On average, there are 188 sunny days per year in Lexington-Fayette, KY. The July high is around 86 degrees. The January low is 24. Our comfort index, which is based on humidity during the hot months, is a 41 out of 100, where higher is more comfortable. The US average on the comfort index is 44.
Whether arriving by air or by highway, getting to Lexington is easy, and so is getting around while you are here. Lexington’s Blue Grass Airport, a 10-minute drive from downtown, is located near Keeneland Race Course and surrounded by horse farms — creating one of America’s most beautiful air approaches. A number of car rental companies have airport locations.
In the downtown area, many attractions, restaurants and shops are within walking distance of major hotels. All the buildings surrounding Triangle Park in the heart of downtown are connected by pedways.
An intra-city bus system and taxicabs provide convenient transportation. “Colt”, Lexington’s new downtown trolley system is an easy way to get around, and it is free. There is a Greyhound Bus station on the north side of town. Miller Trailways offers inexpensive shuttle service between Lexington and Louisville. Taking a tour by van is a great way to see horse country.
What to See
This marvelously old place holds the private collection of the late George Headley, a jewelry designer whose gemstone trinkets and handmade dollhouses are on display, along with a truly bizarre garage turned ‘seashell grotto.’
Kentucky Horse Park
An educational theme park and equestrian sports center sits on 1200 acres just north of Lexington. Horses representing 50 different breeds live in the park and participate in special live shows.
Also included, the international Museum of the Horse has neat dioramas of the horse through history, from the tiny prehistoric ‘eohippus’ to the pony express mail carriers.

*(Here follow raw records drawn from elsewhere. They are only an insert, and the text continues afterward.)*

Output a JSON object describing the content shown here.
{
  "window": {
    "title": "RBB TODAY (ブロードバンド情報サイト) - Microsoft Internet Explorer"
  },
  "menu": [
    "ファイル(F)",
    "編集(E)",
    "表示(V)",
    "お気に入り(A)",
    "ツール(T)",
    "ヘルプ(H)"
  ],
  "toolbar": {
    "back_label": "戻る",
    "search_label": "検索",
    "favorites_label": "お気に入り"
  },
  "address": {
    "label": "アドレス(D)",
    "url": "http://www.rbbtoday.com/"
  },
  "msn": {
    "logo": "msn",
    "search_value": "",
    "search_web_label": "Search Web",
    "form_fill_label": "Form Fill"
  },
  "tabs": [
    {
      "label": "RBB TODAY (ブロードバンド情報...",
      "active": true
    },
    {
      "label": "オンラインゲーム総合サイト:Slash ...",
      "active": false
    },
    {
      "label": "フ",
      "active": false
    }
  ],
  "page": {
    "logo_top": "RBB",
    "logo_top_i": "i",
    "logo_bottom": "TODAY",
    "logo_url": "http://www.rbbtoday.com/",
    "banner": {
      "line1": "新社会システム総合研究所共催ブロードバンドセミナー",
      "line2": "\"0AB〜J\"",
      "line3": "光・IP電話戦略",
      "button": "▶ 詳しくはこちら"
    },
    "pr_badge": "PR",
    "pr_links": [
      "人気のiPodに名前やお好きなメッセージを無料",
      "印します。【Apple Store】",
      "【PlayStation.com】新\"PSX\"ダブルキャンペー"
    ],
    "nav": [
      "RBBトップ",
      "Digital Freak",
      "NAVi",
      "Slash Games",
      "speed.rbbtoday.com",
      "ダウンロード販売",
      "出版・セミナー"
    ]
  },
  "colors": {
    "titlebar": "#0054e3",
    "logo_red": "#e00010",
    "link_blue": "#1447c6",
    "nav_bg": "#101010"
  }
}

Seasonal horseback riding costs $22. The adjacent American Saddlebred Museum focuses on America’s first registered horse breed – for hard-core enthusiasts only.
Mary Todd Lincoln House
Mary Todd Lincoln House at 578 West Main Street in Lexington, Kentucky, USA, was the family home of Mary Todd, the future first lady and wife of the 16th President, Abraham Lincoln. The house was built c. 1803-1806 as an inn and tavern, which was called “The Sign of the Green Tree” before its purchase by the Todd family.
Today the fourteen room house contains period furniture, portraits, and artifacts from the Todd and Lincoln families. The property is located in downtown Lexington and has a free parking lot located directly behind the house. It is within convenient walking distance to local hotels and restaurants. Open seasonally March 15th -Nov 30th.
University of Kentucky Art Museum
The University of Kentucky Art Museum is an art museum in Lexington, Kentucky. The collection includes European and American artwork ranging from Old Masters to contemporary, as well as a selection of Non-Western objects. Featured artists include Alexander Calder, Agostino Carracci, Jean Dubuffet, Sam Gilliam, Louise Nevelson, and Gilbert Stuart, among others.
The Art Museum is located on the University of Kentucky campus in the Singletary Center for the Arts, Rose Street and Euclid Avenue.
Just 1.5 miles east of downtown, part historic home of one of Kentucky’s favorite sons, part Public Park, this was the Italianate estate of statesman Henry Clay (1777–1852) famed for his contribution to Abraham Lincoln’s cabinet.
A gorgeous property set in the midst of a tony historic neighborhood, you’ll need to pay to enter the home, but you can walk the property for free, peer into the carriage house where his coach is on display and more.
Lexington, Kentucky – City Information
Facts About the Battle of Lexington